An offshore bank is a bank located outside the country of residence of the depositor, typically in a low tax jurisdiction (or tax haven) that provides financial and legal advantages. These advantages typically include:
- Greater privacy.
- Low or no taxation (i.e. Tax havens).
- Easy access to deposits (at least in terms of regulation).
- Protection against local, political, or financial instability.
Offshore banking has often been associated with the underground economy and organized crime, via tax evasion and money laundering; however, legally, offshore banking does not prevent assets from being subject to personal income tax on interest.
Advantages of Offshore Banking
- Offshore banks can sometimes provide access to politically and economically stable jurisdictions. This will be an advantage for residents in areas where there is risk of political turmoil, who fear their assets may be frozen, seized or disappear.
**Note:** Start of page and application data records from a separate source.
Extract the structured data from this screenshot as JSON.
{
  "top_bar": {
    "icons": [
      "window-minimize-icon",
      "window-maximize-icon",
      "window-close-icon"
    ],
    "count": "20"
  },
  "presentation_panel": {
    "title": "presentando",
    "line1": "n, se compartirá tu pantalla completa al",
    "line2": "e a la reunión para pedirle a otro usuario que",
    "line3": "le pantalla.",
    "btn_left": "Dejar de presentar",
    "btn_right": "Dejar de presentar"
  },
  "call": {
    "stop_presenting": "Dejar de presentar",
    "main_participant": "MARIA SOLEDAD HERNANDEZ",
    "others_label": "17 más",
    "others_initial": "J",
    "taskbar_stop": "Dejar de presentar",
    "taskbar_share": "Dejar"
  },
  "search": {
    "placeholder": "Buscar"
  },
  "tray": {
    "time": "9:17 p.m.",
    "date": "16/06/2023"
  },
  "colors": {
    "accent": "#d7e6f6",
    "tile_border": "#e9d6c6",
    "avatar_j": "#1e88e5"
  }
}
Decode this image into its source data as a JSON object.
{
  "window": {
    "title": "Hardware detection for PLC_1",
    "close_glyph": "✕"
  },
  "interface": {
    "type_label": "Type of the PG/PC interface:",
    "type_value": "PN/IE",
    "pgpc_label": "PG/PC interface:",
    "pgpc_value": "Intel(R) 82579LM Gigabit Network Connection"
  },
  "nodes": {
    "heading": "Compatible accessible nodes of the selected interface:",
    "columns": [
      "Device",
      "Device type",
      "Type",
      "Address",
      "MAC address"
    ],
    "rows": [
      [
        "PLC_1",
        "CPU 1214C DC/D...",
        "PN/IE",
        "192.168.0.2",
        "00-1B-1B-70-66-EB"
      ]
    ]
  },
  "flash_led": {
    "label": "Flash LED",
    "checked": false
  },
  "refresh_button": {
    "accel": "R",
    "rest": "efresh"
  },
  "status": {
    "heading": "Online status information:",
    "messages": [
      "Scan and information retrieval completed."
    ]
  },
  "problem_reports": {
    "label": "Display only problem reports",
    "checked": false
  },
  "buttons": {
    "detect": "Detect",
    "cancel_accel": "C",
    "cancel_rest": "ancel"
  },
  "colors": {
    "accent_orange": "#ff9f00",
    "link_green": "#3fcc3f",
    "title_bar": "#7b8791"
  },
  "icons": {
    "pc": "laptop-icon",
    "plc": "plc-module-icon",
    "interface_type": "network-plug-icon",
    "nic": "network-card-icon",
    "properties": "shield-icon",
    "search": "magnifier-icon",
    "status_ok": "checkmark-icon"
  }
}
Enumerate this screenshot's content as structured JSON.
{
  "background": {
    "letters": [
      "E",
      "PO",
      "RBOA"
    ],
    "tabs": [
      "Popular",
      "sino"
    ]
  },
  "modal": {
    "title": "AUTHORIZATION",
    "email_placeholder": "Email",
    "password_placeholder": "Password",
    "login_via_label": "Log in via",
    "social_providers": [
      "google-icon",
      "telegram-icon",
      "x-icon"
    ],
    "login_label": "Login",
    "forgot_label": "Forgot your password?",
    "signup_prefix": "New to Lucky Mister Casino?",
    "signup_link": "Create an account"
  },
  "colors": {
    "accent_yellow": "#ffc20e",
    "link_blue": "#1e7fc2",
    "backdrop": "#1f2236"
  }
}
- Some offshore banks may operate with a lower cost base and can provide higher interest rates than the legal rate in the home country due to lower overheads and a lack of government intervention.
- Interest is generally paid by offshore banks without tax being deducted. This is an advantage to individuals who do not pay tax on worldwide income, or who do not pay tax until the tax return is agreed, or who feel that they can illegally evade tax by hiding the interest income.
- Some offshore banks offer banking services that may not be available from domestic banks such as anonymous bank accounts, higher or lower rate loans based on risk and investment opportunities not available elsewhere.
Disadvantages of Offshore Banking
- Offshore bank accounts are sometimes less financially secured. In a banking crisis which swept the world in 2008, some savers lost funds that were not insured by the country in which they were deposited.
Those who had deposited with the same banks onshore received all of their money back. Thus, banking offshore is historically riskier than banking onshore.
- Offshore banking has been associated in the past with the underground economy and organized crime, through money laundering.
Following September 11, 2001, offshore banks and tax havens, along with clearing houses, have been accused of helping various organized crime gangs, terrorist groups, and other state or non-state actors.
However, offshore banking is a legitimate financial exercise undertaken by many expatriate and international workers.
- Offshore jurisdictions are often remote, and therefore costly to visit, so physical access and access to information can be difficult.